The author provides a unified treatment of the subject, beginning with 16 First Principles on which the theory is based. These are used to establish classical results, such as Rentschler's Theorem for the plane and the Cancellation Theorem for Curves.
More recent results, such as Makar-Limanov's theorem for locally nilpotent derivations of polynomial rings, are also discussed. Topics of special interest include progress in classifying additive actions on three-dimensional affine space, finiteness questions (Hilbert's 14th Problem), algorithms, the Makar-Limanov invariant, and connections to the Cancellation Problem and the Embedding Problem.
A lot of new material is included in this expanded second edition, such as canonical factorization of quotient morphisms, and a more extended treatment of linear actions. The reader will also find a wealth of examples and open problems and an updated resource for future investigations.
The paper describes the union of the physical processes in constructing the virtual model, which allows to conduct research jointly occurring electrical, thermal and mechanical processes in onboard electronic means considering their mutual influence.
At ultralow temperatures (T< 100 mK) rather small external disturbance might lead to a noticeable overheating. While electron transport measurements the inevitable external EM noise, picked-up and transmitted through electric wires, results in a mismatch between the electron Te and the phonon Tphtemperatures P~W(Te^5-Tph^5), where P is the power dissipated at the sample with volume W. Hence, for sufficiently small nanoelectronic systems the effect might be clearly pronounced. Multiple methods have been suggested to reduce the undesired electron heating. Typically various RF filters are used to cut the impact of noisy EM environment. Often the supporting amplitude vs. frequency data are obtained only at room temperatures analyzing the impact of 'isolated' elements without taking into consideration the wires. Here we describe the custom made multistage RLC filtering system for ultralow temperature nanoelectronic experiments. The amplitude vs. frequency characteristics were measured down to very low temperatures. Distributed elements theory analysis supports experimental data.

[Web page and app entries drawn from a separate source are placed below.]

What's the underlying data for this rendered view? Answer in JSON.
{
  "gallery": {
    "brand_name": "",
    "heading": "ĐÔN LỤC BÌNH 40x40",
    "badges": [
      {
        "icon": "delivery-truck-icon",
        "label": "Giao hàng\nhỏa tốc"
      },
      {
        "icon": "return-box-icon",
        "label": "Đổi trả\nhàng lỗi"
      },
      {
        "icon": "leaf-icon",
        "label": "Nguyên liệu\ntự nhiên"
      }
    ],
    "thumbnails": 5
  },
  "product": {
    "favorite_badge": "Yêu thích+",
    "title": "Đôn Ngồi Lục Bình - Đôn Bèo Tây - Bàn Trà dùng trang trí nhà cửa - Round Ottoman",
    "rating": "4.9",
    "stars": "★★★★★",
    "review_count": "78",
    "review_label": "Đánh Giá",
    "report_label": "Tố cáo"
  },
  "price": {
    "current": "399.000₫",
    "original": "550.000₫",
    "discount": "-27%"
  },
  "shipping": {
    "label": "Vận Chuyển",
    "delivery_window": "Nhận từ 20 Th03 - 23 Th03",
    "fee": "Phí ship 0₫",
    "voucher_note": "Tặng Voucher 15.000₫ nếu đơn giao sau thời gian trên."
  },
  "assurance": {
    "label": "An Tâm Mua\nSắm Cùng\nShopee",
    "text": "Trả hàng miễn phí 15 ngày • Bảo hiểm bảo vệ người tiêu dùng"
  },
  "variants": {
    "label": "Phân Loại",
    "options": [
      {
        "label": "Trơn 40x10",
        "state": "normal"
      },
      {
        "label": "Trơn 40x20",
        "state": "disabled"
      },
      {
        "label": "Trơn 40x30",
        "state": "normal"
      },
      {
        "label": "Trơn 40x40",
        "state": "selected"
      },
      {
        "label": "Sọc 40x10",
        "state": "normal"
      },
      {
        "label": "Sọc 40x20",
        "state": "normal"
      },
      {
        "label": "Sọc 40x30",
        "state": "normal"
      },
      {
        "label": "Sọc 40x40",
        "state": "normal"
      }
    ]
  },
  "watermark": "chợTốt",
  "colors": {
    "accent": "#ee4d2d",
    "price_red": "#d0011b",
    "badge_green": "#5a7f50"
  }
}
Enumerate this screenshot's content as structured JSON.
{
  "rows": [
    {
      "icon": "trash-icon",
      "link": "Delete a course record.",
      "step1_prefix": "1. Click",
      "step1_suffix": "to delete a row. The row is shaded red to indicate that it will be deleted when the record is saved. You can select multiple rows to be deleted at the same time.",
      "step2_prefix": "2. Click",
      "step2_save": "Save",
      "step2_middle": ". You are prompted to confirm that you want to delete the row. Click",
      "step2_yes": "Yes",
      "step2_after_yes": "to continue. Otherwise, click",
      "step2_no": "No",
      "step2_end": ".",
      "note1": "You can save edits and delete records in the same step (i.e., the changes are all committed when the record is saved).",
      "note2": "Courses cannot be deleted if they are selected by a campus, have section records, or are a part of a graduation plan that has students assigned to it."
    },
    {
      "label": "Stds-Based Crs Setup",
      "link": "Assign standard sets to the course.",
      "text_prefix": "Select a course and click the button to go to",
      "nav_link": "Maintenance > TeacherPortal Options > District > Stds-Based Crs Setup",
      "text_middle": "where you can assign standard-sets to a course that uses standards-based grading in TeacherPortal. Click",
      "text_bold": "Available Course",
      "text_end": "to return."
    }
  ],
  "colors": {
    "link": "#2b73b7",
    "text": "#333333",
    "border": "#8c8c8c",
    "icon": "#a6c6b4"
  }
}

We introduce a notion of semiclassical bi-states. They arise from pairs of eigenstates corresponding to tunnel-splitted eigenlevels and generate 2-level subsystems in a given quantum system. As an example, we consider the planar Penning trap with rectangular electrodes assuming the 3:(-1) resonance regime of charge dynamics. We demonstrate that under small deviation of the rectangular shape of electrodes from the square shape (symmetry breaking), there appear instanton pseudoparticles, semiclassical bi-states and 2-level subsystems in such a quantum trap.